U.S. District Courts in California have split over whether to enforce a new state statute forbidding the use of homosexual conversion therapy on minors. Homosexual conversion therapy, frowned upon by the American Psychological Association after the Association took homosexuality off the list of mental disorders, aims to turn those who identity as homosexual into “straight” men or women. The law, SB 1172, forbids therapists and counselors from using homosexual conversion therapy or face sanctions from the state licensing board.
Judge Mueller ruled that SB1172 was legal because Christian therapy groups could not prove that merely recommending the therapy would subject the groups to sanctions. Judge Shubb, on the other hand, ruled in opposition in a separate case, but since Shubb’s case was not a class action suit like Mueller’s case, Mueller’s decision will be state policy until a higher court can sort out the contradicting rulings.
California is the first state to pass a law prohibiting the use of gay conversion therapy, but other states are also addressing the issue. In New Jersey, four former patients of such homosexual conversion therapies are suing a conversion group for deceptive business practices. They accuse the group, JOAH, of scamming young men of their money with false promises. Neither the young men nor their parents were warned about the potential of emotional trauma from the use of these therapies. Unlike groups in California, JOAH is a group dedicated to the Jewish community and the plaintiffs are all in their early twenties, not minors.
Opponents of legal action to these therapy practices assert that they have a First Amendment right to their work. Therapists should be able to express their views to patients under the protection of free speech. Although the use of homosexual correction therapy is against mainstream therapy practices, homosexual conversion counselors argue that they have had some successes and that consumers should have the ability to decide if they want treatment or not. Homosexual rights advocates describe the therapies as discriminatory to homosexuals, but religious groups who believe in these therapies counter that banning the use of conversion therapy is discrimination against these religious groups.
Although each of these arguments raises interesting points, there are problems with each one. First, therapists engage in a very special kind of free speech. Therapists are not ordinary citizens; they are experts who have a duty to their patients to give them the best advice possible. Patients rely on their therapists to help them, but misleading information could be fatal for patients who are already depressed or suicidal. States have a strong interest in protecting citizens from such harmful practices, as proven by the fact that professional therapy is supposed to be limited to licensed therapists.

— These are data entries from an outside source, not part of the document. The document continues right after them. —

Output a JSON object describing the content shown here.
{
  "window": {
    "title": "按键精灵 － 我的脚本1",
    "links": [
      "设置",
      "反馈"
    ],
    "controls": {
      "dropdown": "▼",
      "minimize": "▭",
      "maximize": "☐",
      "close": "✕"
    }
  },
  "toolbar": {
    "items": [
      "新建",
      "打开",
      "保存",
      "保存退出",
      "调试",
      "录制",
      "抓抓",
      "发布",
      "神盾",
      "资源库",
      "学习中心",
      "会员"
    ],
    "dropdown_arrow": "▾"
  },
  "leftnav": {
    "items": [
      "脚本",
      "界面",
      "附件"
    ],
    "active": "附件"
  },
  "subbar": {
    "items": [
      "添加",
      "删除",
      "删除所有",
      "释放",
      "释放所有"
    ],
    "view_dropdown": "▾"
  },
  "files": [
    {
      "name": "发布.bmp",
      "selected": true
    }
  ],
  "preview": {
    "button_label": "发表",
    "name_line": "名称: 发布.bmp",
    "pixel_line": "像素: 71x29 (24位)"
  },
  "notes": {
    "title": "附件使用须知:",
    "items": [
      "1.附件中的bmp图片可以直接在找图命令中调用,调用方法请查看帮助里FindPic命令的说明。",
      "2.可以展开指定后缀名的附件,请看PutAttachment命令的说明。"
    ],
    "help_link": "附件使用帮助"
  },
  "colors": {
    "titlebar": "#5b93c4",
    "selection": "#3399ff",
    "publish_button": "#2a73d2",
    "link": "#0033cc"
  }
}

Of course, therapy’s usefulness depends on whether homosexual correction therapy is actually a real psychological aid for patients or a hoax to steal money and inflict emotional torment on unwitting victims. The history of homosexual conversion therapy doesn’t inspire much confidence. Conversion therapists have tried everything to “cure” homosexuality, including strip clubs, cocaine, posing naked and prayer (the last one is where the deadpan “pray the gay away” comes from). Results have been mixed at best, with the “ex-gay” movement claiming real success. Horror stories about suicides and insane asylums, however, have called claims of success into question.

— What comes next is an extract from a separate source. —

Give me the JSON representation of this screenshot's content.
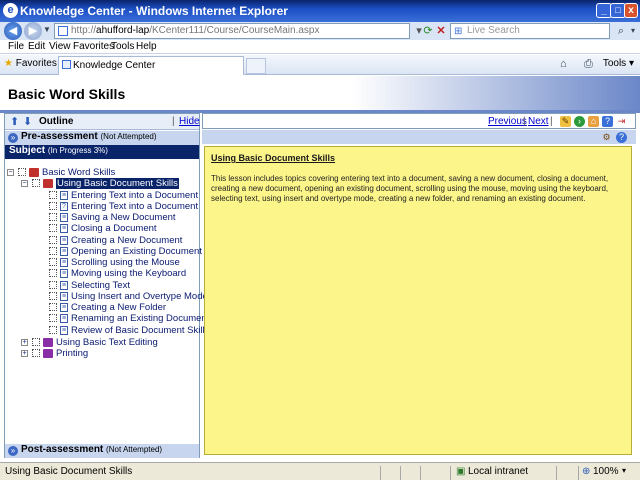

Consumer liberty is the most persuasive argument, even if unattached to an actual right. Consumers should have the right to decide if they want to purchase a service or not, without state interference. However, consumers can only make good purchase decisions when they are fully informed. Minors, who the California law seeks to protect, cannot make informed decisions on their own and courts in California have ruled that parents cannot endanger their children through negligent care, not even for religious reasons.
Homosexual conversion therapists rarely inform their patients that the therapy can leave the patient feeling more isolated and depressed than the patient was before therapy. Being told that your parents are the reason you are extremely unhappy can push a person further into depression if the person had previously relied on the parents for support. Since patients of such therapy are rarely aware of the harm they could be subjected to, patients cannot be said to assume the risk, a typical defense when a person voluntary walks into a dangerous situation. Given the potential risks of homosexual conversion therapy and the lack of warnings for desperate patients and desperate parents, limits on the application of such therapy are fully warranted.
Therapy practices are not different from normal medical malpractice suits or product liability, where the question of religion has no relevance. I run the risk of sounding absurd, but if heterosexual conversion therapy is ever conceived, I believe the same rules about product warning or access to minors would also be applied. We should move on the side of caution when tampering with the mind of another person.